The release of a Visual Studio update or patch is not normally newsworthy to me, but Visual Studio 2013 Update 3 includes some new features that piqued my interest. The changes to the flagship Microsoft IDE includes tweaks and fixes, along with new features for testing and debugging with an emphasis on Microsoft Azure development in the additional Azure SDK update. Here’s a quick tour of the most notable changes in the update.

Lengthy installation

Visual Studio 2013 Update 3 is available from the Microsoft Download Center. The actual installation is not fast, so you’ll have plenty of time to grab a cup of coffee while it does its thing — Figure A will be on your screen for some time. A system reboot is required to complete the installation.

In addition, there are four other notable releases that require separate downloads/installations:

Figure A

Visual Studio 2013 Update 3 installation window.

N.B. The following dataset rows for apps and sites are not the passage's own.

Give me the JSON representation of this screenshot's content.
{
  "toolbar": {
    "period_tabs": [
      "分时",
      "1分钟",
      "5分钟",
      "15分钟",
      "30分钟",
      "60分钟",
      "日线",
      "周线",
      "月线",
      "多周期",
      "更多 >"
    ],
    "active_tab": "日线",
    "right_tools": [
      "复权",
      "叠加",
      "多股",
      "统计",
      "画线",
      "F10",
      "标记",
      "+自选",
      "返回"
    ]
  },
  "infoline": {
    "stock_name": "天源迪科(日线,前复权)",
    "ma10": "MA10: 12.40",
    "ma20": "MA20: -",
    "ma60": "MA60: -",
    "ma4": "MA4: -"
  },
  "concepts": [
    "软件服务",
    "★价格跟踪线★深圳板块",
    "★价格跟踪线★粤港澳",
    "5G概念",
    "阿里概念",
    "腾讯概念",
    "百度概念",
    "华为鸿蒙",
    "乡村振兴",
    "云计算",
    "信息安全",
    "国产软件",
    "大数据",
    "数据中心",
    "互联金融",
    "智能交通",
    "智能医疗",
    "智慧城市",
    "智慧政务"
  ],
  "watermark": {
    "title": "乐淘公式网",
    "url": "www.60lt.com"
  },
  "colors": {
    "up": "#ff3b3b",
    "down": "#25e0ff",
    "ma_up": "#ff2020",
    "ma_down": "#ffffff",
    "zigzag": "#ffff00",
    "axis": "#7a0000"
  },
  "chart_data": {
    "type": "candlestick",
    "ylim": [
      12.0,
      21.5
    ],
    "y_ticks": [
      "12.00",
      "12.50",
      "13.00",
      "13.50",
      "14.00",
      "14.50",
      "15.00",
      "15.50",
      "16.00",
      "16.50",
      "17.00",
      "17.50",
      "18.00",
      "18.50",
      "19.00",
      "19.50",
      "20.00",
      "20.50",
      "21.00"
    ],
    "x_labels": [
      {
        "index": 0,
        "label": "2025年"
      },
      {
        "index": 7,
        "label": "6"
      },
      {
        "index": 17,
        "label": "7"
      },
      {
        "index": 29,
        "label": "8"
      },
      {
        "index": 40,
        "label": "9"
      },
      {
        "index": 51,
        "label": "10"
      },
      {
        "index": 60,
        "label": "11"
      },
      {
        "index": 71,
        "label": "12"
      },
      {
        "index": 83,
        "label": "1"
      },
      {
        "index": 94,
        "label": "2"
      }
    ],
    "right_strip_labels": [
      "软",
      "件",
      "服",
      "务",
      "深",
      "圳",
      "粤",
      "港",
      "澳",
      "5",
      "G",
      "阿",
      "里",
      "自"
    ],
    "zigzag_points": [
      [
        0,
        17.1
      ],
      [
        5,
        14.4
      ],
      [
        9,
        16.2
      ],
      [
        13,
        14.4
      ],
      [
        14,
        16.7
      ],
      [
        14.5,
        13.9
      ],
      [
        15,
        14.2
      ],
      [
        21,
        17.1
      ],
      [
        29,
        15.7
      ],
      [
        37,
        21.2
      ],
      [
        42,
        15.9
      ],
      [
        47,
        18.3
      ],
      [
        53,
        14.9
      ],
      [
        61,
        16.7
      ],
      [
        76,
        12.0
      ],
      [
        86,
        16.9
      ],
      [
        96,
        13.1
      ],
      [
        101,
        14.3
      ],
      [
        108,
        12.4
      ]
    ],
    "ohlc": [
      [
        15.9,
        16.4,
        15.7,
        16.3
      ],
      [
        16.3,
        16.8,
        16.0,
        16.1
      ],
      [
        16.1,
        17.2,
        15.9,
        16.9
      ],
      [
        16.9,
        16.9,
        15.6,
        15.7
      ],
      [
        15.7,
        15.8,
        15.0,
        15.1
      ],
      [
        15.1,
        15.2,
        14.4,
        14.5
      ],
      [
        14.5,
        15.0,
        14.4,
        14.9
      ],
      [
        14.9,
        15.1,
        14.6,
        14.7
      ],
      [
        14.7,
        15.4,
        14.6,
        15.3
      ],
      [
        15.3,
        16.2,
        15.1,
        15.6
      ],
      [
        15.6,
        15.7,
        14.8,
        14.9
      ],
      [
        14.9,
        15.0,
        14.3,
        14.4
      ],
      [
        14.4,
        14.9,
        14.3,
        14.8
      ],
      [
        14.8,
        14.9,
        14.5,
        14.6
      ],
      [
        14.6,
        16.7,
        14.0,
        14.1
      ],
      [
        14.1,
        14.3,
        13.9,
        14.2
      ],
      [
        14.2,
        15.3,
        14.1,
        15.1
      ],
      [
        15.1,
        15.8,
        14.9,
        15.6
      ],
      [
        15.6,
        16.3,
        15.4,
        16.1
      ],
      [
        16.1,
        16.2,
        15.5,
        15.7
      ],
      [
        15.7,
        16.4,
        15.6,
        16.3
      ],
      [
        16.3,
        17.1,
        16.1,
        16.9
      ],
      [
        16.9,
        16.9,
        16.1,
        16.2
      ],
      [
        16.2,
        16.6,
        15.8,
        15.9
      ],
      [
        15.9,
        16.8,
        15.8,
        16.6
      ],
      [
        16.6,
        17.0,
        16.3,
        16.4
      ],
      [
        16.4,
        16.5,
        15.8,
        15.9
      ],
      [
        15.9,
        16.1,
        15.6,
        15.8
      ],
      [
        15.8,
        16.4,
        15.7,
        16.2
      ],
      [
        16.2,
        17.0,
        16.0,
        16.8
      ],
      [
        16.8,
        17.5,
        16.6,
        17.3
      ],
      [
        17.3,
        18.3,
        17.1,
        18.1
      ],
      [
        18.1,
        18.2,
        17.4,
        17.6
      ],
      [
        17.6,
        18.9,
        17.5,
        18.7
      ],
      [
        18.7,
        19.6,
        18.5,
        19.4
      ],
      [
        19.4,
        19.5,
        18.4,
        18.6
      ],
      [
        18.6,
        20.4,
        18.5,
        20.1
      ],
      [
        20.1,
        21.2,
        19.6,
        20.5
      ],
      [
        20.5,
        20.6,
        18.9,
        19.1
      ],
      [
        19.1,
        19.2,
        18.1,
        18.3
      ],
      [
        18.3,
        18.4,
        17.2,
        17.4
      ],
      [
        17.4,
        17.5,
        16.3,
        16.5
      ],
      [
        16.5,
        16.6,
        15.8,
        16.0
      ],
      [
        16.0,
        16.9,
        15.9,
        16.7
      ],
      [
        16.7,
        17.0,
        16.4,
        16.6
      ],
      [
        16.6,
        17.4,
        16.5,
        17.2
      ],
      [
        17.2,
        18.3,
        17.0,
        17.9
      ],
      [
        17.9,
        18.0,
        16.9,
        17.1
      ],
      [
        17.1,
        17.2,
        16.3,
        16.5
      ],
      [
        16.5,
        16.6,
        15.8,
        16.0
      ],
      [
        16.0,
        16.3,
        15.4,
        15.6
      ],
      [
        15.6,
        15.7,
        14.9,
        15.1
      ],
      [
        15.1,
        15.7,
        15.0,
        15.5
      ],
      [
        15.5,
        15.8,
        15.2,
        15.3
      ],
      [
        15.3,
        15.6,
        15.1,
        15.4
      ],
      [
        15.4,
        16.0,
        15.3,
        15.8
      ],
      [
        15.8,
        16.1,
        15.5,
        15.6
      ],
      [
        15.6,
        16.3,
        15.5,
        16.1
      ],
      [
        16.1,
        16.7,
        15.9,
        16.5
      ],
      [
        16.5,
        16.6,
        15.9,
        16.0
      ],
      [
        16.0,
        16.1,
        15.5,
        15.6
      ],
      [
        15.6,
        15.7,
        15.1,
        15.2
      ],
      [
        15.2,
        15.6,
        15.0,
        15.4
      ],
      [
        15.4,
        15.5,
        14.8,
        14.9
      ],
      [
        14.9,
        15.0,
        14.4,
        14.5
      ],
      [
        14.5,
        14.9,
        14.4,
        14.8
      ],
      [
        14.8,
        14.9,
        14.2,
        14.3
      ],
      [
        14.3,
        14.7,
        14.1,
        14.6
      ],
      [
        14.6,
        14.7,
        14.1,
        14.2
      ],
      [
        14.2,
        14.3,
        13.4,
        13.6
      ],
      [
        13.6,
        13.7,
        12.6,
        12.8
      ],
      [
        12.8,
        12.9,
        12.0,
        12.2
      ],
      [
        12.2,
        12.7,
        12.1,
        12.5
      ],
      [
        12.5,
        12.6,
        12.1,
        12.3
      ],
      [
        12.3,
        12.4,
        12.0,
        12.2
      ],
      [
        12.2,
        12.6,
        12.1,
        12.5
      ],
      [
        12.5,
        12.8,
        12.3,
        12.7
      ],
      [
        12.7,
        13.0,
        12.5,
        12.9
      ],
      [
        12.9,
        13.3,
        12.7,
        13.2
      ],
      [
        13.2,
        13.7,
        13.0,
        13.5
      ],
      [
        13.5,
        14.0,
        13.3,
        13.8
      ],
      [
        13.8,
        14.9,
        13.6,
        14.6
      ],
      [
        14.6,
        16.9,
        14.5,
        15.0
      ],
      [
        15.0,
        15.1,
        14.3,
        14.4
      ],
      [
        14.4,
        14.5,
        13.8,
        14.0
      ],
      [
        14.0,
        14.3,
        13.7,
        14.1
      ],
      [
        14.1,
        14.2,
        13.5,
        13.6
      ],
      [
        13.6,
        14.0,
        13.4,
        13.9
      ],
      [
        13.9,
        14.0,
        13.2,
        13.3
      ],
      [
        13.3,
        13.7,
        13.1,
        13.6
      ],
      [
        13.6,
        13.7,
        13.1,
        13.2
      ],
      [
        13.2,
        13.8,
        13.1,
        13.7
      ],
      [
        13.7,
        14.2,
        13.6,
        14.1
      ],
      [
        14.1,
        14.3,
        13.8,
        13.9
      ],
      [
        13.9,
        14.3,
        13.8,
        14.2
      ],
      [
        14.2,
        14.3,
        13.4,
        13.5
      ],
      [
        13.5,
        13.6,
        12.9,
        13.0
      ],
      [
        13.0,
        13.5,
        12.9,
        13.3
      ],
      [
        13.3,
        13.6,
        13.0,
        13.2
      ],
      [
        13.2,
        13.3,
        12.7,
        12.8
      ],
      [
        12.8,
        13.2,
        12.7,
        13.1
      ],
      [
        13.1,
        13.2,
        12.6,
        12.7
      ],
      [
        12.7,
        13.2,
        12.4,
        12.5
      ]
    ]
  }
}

While there are a number of bug fixes and minor tweaks packaged with Visual Studio 2013 Update 3, I will just focus on some of the items that I find most useful.

  • The CSS Editor supports the drag-and-drop off resources into a file; this allows you to easily drop images, fonts, and CSS items to the source code, thus simplifying development. It’s so powerful that it makes you wonder why it was never there in the first place.
  • The JSON editors have new auto formatting and brace matching, which also simplifies coding.
  • Application Insights is a standard feature of the IDE, so you no longer need to install the extension.
  • CodeLens integrates with Git to provide information on changes including who, what, and when. The Visual Studio Performance and Diagnostic hub includes memory usage for WPF and Win32 applications, along with CPU Usage integrated in the Call Tree.
  • The Visual Studio Graphics Analyzer allows you to debug graphics used in an application.
  • For those working with memory dumps, you can Go to Definition and Find All References, simplifying navigation (if possible within a memory dump).
  • The ASP.NET Facebook template has been moved to the NuGet gallery. Since Facebook is constantly changing, this enables you to keep the template up-to-date.
  • IntelliSense support for RequireJS is included in the JavaScript editor.

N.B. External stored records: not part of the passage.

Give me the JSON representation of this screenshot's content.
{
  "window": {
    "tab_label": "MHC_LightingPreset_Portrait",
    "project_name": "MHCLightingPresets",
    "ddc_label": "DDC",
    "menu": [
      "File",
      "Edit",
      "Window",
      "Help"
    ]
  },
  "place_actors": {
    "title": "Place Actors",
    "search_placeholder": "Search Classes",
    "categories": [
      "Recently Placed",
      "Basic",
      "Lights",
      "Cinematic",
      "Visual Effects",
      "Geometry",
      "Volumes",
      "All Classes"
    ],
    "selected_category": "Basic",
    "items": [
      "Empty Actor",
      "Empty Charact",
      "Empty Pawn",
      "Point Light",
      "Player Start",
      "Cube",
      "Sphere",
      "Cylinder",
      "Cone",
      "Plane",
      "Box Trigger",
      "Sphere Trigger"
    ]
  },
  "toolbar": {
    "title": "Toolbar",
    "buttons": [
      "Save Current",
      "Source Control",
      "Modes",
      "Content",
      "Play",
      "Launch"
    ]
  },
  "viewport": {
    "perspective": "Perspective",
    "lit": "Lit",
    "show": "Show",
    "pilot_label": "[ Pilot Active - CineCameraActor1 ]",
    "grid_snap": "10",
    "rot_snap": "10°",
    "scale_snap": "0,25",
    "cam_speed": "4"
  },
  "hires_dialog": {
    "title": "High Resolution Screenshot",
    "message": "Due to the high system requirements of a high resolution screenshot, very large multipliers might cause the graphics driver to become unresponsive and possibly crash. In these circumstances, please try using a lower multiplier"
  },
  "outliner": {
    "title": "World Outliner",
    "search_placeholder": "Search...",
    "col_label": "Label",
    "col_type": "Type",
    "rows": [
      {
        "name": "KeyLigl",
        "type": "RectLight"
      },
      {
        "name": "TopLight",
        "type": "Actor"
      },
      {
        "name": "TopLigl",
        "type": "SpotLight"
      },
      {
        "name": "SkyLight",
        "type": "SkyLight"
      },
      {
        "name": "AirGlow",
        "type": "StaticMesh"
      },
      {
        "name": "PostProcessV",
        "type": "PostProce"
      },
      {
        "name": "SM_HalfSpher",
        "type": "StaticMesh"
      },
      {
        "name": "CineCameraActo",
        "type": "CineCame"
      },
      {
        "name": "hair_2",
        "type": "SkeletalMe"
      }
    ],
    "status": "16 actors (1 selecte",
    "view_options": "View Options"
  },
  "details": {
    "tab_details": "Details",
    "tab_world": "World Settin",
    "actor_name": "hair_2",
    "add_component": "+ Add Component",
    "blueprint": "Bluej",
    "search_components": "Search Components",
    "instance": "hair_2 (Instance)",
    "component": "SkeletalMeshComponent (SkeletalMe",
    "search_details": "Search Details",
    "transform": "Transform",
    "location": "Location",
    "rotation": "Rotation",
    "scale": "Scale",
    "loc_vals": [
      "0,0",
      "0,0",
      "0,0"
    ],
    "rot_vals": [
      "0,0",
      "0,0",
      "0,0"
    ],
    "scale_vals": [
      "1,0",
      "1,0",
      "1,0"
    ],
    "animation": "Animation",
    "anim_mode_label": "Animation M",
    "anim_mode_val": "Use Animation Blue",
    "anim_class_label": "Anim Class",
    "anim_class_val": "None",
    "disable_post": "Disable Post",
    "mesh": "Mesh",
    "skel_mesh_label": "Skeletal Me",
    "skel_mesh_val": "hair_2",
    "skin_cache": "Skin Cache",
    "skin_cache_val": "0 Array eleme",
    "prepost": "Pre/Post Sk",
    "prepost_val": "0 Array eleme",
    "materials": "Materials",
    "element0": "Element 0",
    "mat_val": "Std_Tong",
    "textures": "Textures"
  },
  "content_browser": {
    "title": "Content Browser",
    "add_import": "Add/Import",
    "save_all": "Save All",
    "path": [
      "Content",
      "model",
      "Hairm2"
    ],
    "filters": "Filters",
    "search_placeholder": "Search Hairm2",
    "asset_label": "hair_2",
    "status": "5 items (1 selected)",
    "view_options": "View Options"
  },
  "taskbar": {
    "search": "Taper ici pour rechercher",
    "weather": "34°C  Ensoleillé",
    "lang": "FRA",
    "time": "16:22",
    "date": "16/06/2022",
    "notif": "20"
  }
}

Visual Studio for everything

A key Microsoft initiative is bringing everything into Visual Studio from a developer perspective. Visual Studio will be where you do all of your work, negating the need to switch to other applications, thus improving productivity. Another goal is tight integration with Microsoft Azure, making it just as easy to work with cloud resources as it is to work with your own.

I am doing more work with the Azure platform, so the new features added with the latest updates were welcome. The base Visual Studio 2013 Update 3 allows publishing Azure WebJobs with one click of a button — you simply right-click your project and choose Publish As Azure WebJob (Figure B). WebJobs are a welcome feature, as they provide a vehicle for creating schedule jobs that run within the same virtual machine as a website. Regardless of the application, jobs are always needed for maintenance tasks, processing, and so forth. I will cover them more in-depth in a future column.

Figure B

Publishing a WebJob with Visual Studio 2013.

Additional Azure integration includes support for Azure Notification Hubs (the menu option shown in Figure C) and creating ASP.NET applications that utilize an Azure Active Directory (you get one with a subscription).

Azure integration goes up a notch with the installation of Microsoft Azure SDK 2.4.; it provides the ability to manage virtual machines with the Visual Studio IDE, along with setting up remote debugging and provisioning storage. Figure D shows the Service Explorer opened and linked to my Windows Azure account — notice the Virtual Machines and Storage nodes under Azure. Right-clicking an individual virtual machine presents the menu shown in Figure D, where you can connect via remote desktop along with restarting, shutting it down, configuring, and debugging. It is great to have this available within Visual Studio, because it simplifies working with Azure cloud resources.

Figure C

New features added to Visual Studio with Microsoft Azure SDK 2.4.

Figure D

Managing and configuring virtual machines within Visual Studio.

A noteworthy update

I am an avid Visual Studio user, but I am not usually excited about product updates. However, Visual Studio 2013 Update 3 provides features I wanted and others I did not even know I wanted.

The IDE continues to evolve, and the Microsoft Azure integration is wonderful for those of us using it. The need to use other tools is minimizing, as more features are added – good examples are the full-featured editors for HTML, JSON, CSS, and JavaScript and support for common JavaScript libraries as well as Node.js.

Now I am looking forward to future Visual Studio releases and updates.